Could you please reproduce all the records below exactly, leaving out the images?

━━━━━ Records shown ━━━━━

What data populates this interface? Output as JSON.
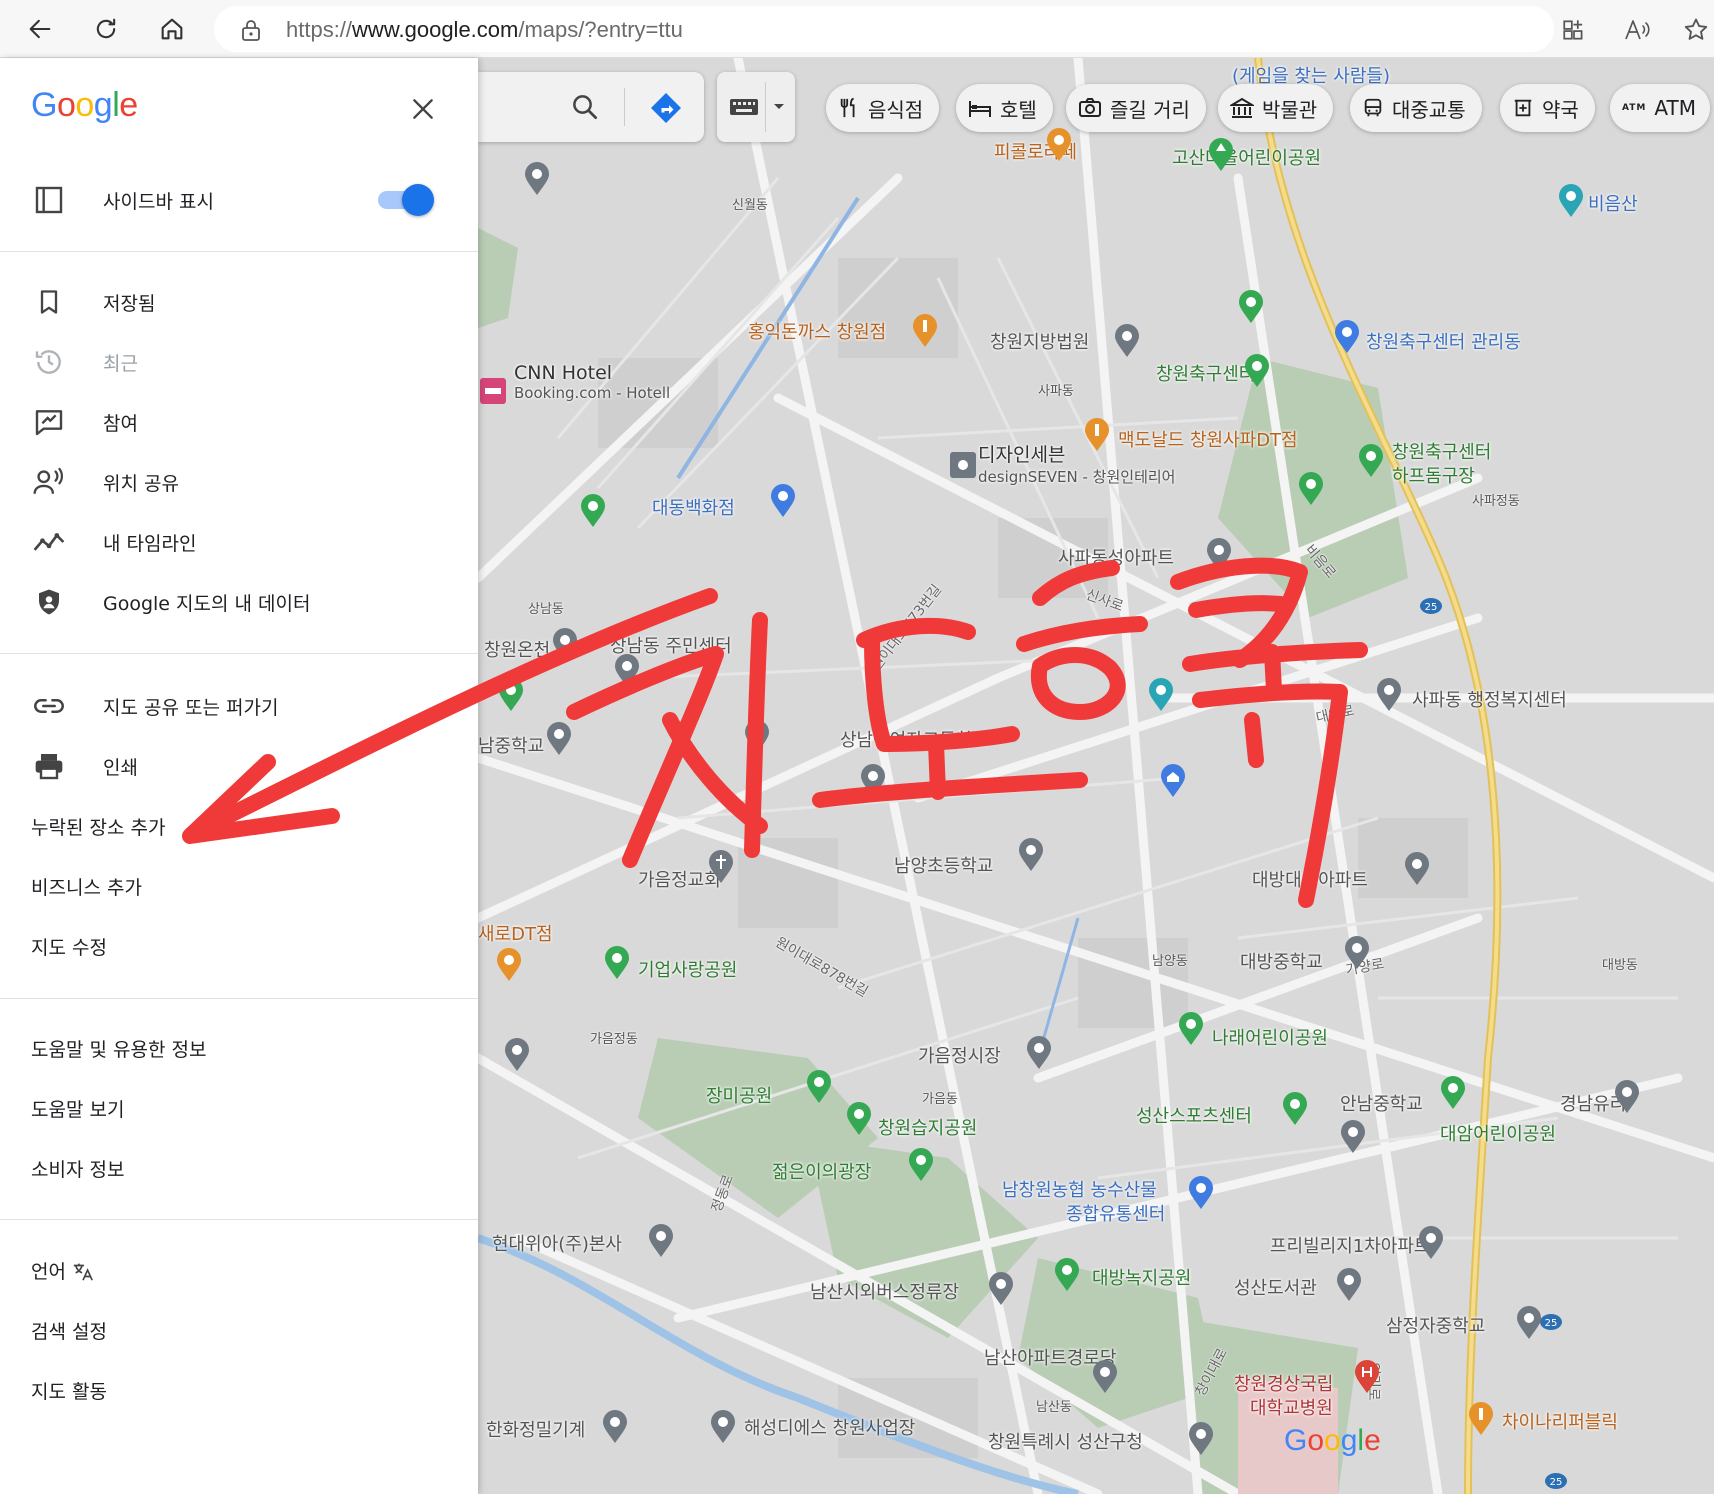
{
  "browser": {
    "url_scheme": "https://",
    "url_host": "www.google.com",
    "url_path": "/maps/?entry=ttu"
  },
  "map": {
    "search_placeholder": "",
    "chips": [
      {
        "label": "음식점",
        "icon": "fork-knife-icon"
      },
      {
        "label": "호텔",
        "icon": "bed-icon"
      },
      {
        "label": "즐길 거리",
        "icon": "camera-icon"
      },
      {
        "label": "박물관",
        "icon": "museum-icon"
      },
      {
        "label": "대중교통",
        "icon": "bus-icon"
      },
      {
        "label": "약국",
        "icon": "pharmacy-icon"
      },
      {
        "label": "ATM",
        "icon": "atm-icon"
      }
    ],
    "labels": {
      "pikol": "피콜로라떼",
      "gosan_park": "고산마을어린이공원",
      "biumsan": "비음산",
      "hongik": "홍익돈까스 창원점",
      "court": "창원지방법원",
      "football_office": "창원축구센터 관리동",
      "cnn_hotel": "CNN Hotel",
      "cnn_sub": "Booking.com - Hotell",
      "football_center": "창원축구센터",
      "mcdonalds": "맥도날드 창원사파DT점",
      "design7": "디자인세븐",
      "design7_sub": "designSEVEN - 창원인테리어",
      "football_field_1": "창원축구센터",
      "football_field_2": "하프돔구장",
      "daedong_dept": "대동백화점",
      "sapa_apt": "사파동성아파트",
      "sangnam_center": "상남동 주민센터",
      "changwon_oncheon": "창원온천",
      "sapa_welfare": "사파동 행정복지센터",
      "namjung": "남중학교",
      "gaeum_church": "가음정교회",
      "namyang_elem": "남양초등학교",
      "daebang_apt": "대방대동아파트",
      "dt_shop": "새로DT점",
      "gieop_park": "기업사랑공원",
      "daebang_middle": "대방중학교",
      "narae_park": "나래어린이공원",
      "gaeum_market": "가음정시장",
      "jangmi_park": "장미공원",
      "wetland_park": "창원습지공원",
      "seongsan_sports": "성산스포츠센터",
      "annam_middle": "안남중학교",
      "gyeongnam_glass": "경남유리",
      "daeam_park": "대암어린이공원",
      "youth_square": "젊은이의광장",
      "nonghyup_1": "남창원농협 농수산물",
      "nonghyup_2": "종합유통센터",
      "hyundai_wia": "현대위아(주)본사",
      "freeville": "프리빌리지1차아파트",
      "namsan_bus": "남산시외버스정류장",
      "daebang_green": "대방녹지공원",
      "seongsan_library": "성산도서관",
      "samjeongja_middle": "삼정자중학교",
      "namsan_senior": "남산아파트경로당",
      "gyeongsang_hosp_1": "창원경상국립",
      "gyeongsang_hosp_2": "대학교병원",
      "hanwha": "한화정밀기계",
      "haesung": "해성디에스 창원사업장",
      "seongsan_gu": "창원특례시 성산구청",
      "chinese": "차이나리퍼블릭",
      "gamers": "(게임을 찾는 사람들)",
      "sangnam_girls": "상남중여자고등학교",
      "daeam_apt": "대암로",
      "dong_sapa": "사파동",
      "dong_sinwol": "신월동",
      "dong_sangnam": "상남동",
      "dong_namyang": "남양동",
      "dong_gaeum": "가음정동",
      "dong_gaeum2": "가음동",
      "dong_daebang": "대방동",
      "dong_namsan": "남산동",
      "dong_sapa2": "사파정동",
      "road_wonidae773": "원이대로773번길",
      "road_wonidae878": "원이대로878번길",
      "road_sinsaro": "신사로",
      "road_gayangro": "가양로",
      "road_daeamro": "대암로",
      "road_biumro": "비음로",
      "road_jeongdongro": "정동로",
      "road_changidae": "창이대로",
      "road_oeri": "외리로"
    },
    "watermark": "Google"
  },
  "menu": {
    "logo": "Google",
    "sidebar_toggle_label": "사이드바 표시",
    "sidebar_toggle_on": true,
    "items_group1": [
      {
        "label": "저장됨",
        "icon": "bookmark-icon",
        "disabled": false
      },
      {
        "label": "최근",
        "icon": "history-icon",
        "disabled": true
      },
      {
        "label": "참여",
        "icon": "contribute-icon",
        "disabled": false
      },
      {
        "label": "위치 공유",
        "icon": "location-sharing-icon",
        "disabled": false
      },
      {
        "label": "내 타임라인",
        "icon": "timeline-icon",
        "disabled": false
      },
      {
        "label": "Google 지도의 내 데이터",
        "icon": "shield-icon",
        "disabled": false
      }
    ],
    "items_group2": [
      {
        "label": "지도 공유 또는 퍼가기",
        "icon": "link-icon"
      },
      {
        "label": "인쇄",
        "icon": "print-icon"
      },
      {
        "label": "누락된 장소 추가"
      },
      {
        "label": "비즈니스 추가"
      },
      {
        "label": "지도 수정"
      }
    ],
    "items_group3": [
      {
        "label": "도움말 및 유용한 정보"
      },
      {
        "label": "도움말 보기"
      },
      {
        "label": "소비자 정보"
      }
    ],
    "items_group4": [
      {
        "label": "언어"
      },
      {
        "label": "검색 설정"
      },
      {
        "label": "지도 활동"
      }
    ]
  },
  "annotation": {
    "handwritten_text": "지도등록",
    "color": "#f03a3a"
  }
}
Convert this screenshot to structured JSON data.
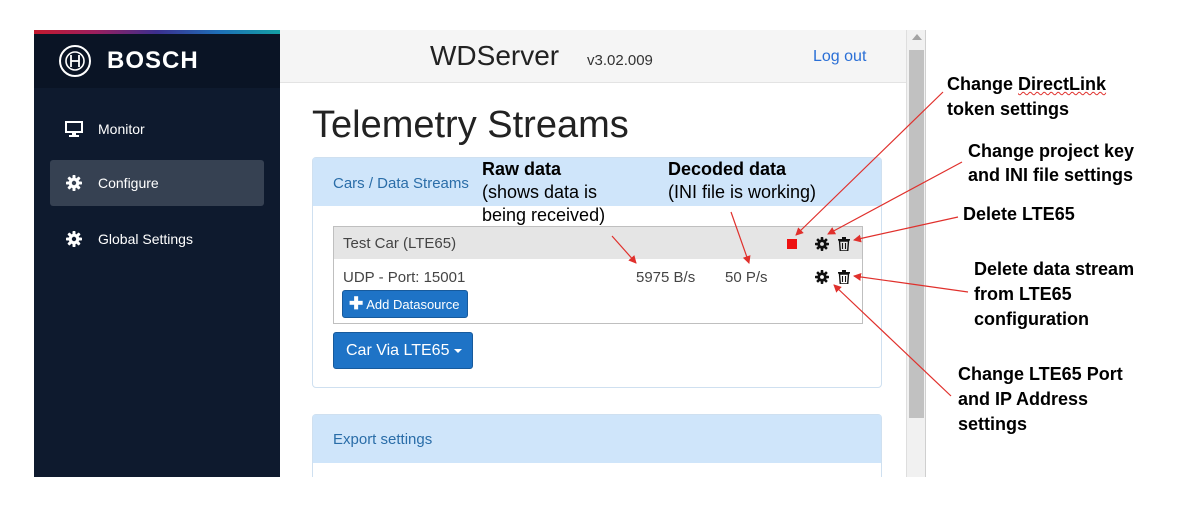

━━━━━

(Exercise response)
What data populates this interface? Output as JSON.
{
  "browser": {
    "url_scheme": "https://",
    "url_host": "www.google.com",
    "url_path": "/maps/?entry=ttu"
  },
  "map": {
    "search_placeholder": "",
    "chips": [
      {
        "label": "음식점",
        "icon": "fork-knife-icon"
      },
      {
        "label": "호텔",
        "icon": "bed-icon"
      },
      {
        "label": "즐길 거리",
        "icon": "camera-icon"
      },
      {
        "label": "박물관",
        "icon": "museum-icon"
      },
      {
        "label": "대중교통",
        "icon": "bus-icon"
      },
      {
        "label": "약국",
        "icon": "pharmacy-icon"
      },
      {
        "label": "ATM",
        "icon": "atm-icon"
      }
    ],
    "labels": {
      "pikol": "피콜로라떼",
      "gosan_park": "고산마을어린이공원",
      "biumsan": "비음산",
      "hongik": "홍익돈까스 창원점",
      "court": "창원지방법원",
      "football_office": "창원축구센터 관리동",
      "cnn_hotel": "CNN Hotel",
      "cnn_sub": "Booking.com - Hotell",
      "football_center": "창원축구센터",
      "mcdonalds": "맥도날드 창원사파DT점",
      "design7": "디자인세븐",
      "design7_sub": "designSEVEN - 창원인테리어",
      "football_field_1": "창원축구센터",
      "football_field_2": "하프돔구장",
      "daedong_dept": "대동백화점",
      "sapa_apt": "사파동성아파트",
      "sangnam_center": "상남동 주민센터",
      "changwon_oncheon": "창원온천",
      "sapa_welfare": "사파동 행정복지센터",
      "namjung": "남중학교",
      "gaeum_church": "가음정교회",
      "namyang_elem": "남양초등학교",
      "daebang_apt": "대방대동아파트",
      "dt_shop": "새로DT점",
      "gieop_park": "기업사랑공원",
      "daebang_middle": "대방중학교",
      "narae_park": "나래어린이공원",
      "gaeum_market": "가음정시장",
      "jangmi_park": "장미공원",
      "wetland_park": "창원습지공원",
      "seongsan_sports": "성산스포츠센터",
      "annam_middle": "안남중학교",
      "gyeongnam_glass": "경남유리",
      "daeam_park": "대암어린이공원",
      "youth_square": "젊은이의광장",
      "nonghyup_1": "남창원농협 농수산물",
      "nonghyup_2": "종합유통센터",
      "hyundai_wia": "현대위아(주)본사",
      "freeville": "프리빌리지1차아파트",
      "namsan_bus": "남산시외버스정류장",
      "daebang_green": "대방녹지공원",
      "seongsan_library": "성산도서관",
      "samjeongja_middle": "삼정자중학교",
      "namsan_senior": "남산아파트경로당",
      "gyeongsang_hosp_1": "창원경상국립",
      "gyeongsang_hosp_2": "대학교병원",
      "hanwha": "한화정밀기계",
      "haesung": "해성디에스 창원사업장",
      "seongsan_gu": "창원특례시 성산구청",
      "chinese": "차이나리퍼블릭",
      "gamers": "(게임을 찾는 사람들)",
      "sangnam_girls": "상남중여자고등학교",
      "daeam_apt": "대암로",
      "dong_sapa": "사파동",
      "dong_sinwol": "신월동",
      "dong_sangnam": "상남동",
      "dong_namyang": "남양동",
      "dong_gaeum": "가음정동",
      "dong_gaeum2": "가음동",
      "dong_daebang": "대방동",
      "dong_namsan": "남산동",
      "dong_sapa2": "사파정동",
      "road_wonidae773": "원이대로773번길",
      "road_wonidae878": "원이대로878번길",
      "road_sinsaro": "신사로",
      "road_gayangro": "가양로",
      "road_daeamro": "대암로",
      "road_biumro": "비음로",
      "road_jeongdongro": "정동로",
      "road_changidae": "창이대로",
      "road_oeri": "외리로"
    },
    "watermark": "Google"
  },
  "menu": {
    "logo": "Google",
    "sidebar_toggle_label": "사이드바 표시",
    "sidebar_toggle_on": true,
    "items_group1": [
      {
        "label": "저장됨",
        "icon": "bookmark-icon",
        "disabled": false
      },
      {
        "label": "최근",
        "icon": "history-icon",
        "disabled": true
      },
      {
        "label": "참여",
        "icon": "contribute-icon",
        "disabled": false
      },
      {
        "label": "위치 공유",
        "icon": "location-sharing-icon",
        "disabled": false
      },
      {
        "label": "내 타임라인",
        "icon": "timeline-icon",
        "disabled": false
      },
      {
        "label": "Google 지도의 내 데이터",
        "icon": "shield-icon",
        "disabled": false
      }
    ],
    "items_group2": [
      {
        "label": "지도 공유 또는 퍼가기",
        "icon": "link-icon"
      },
      {
        "label": "인쇄",
        "icon": "print-icon"
      },
      {
        "label": "누락된 장소 추가"
      },
      {
        "label": "비즈니스 추가"
      },
      {
        "label": "지도 수정"
      }
    ],
    "items_group3": [
      {
        "label": "도움말 및 유용한 정보"
      },
      {
        "label": "도움말 보기"
      },
      {
        "label": "소비자 정보"
      }
    ],
    "items_group4": [
      {
        "label": "언어"
      },
      {
        "label": "검색 설정"
      },
      {
        "label": "지도 활동"
      }
    ]
  },
  "annotation": {
    "handwritten_text": "지도등록",
    "color": "#f03a3a"
  }
}
Convert this screenshot to structured JSON data.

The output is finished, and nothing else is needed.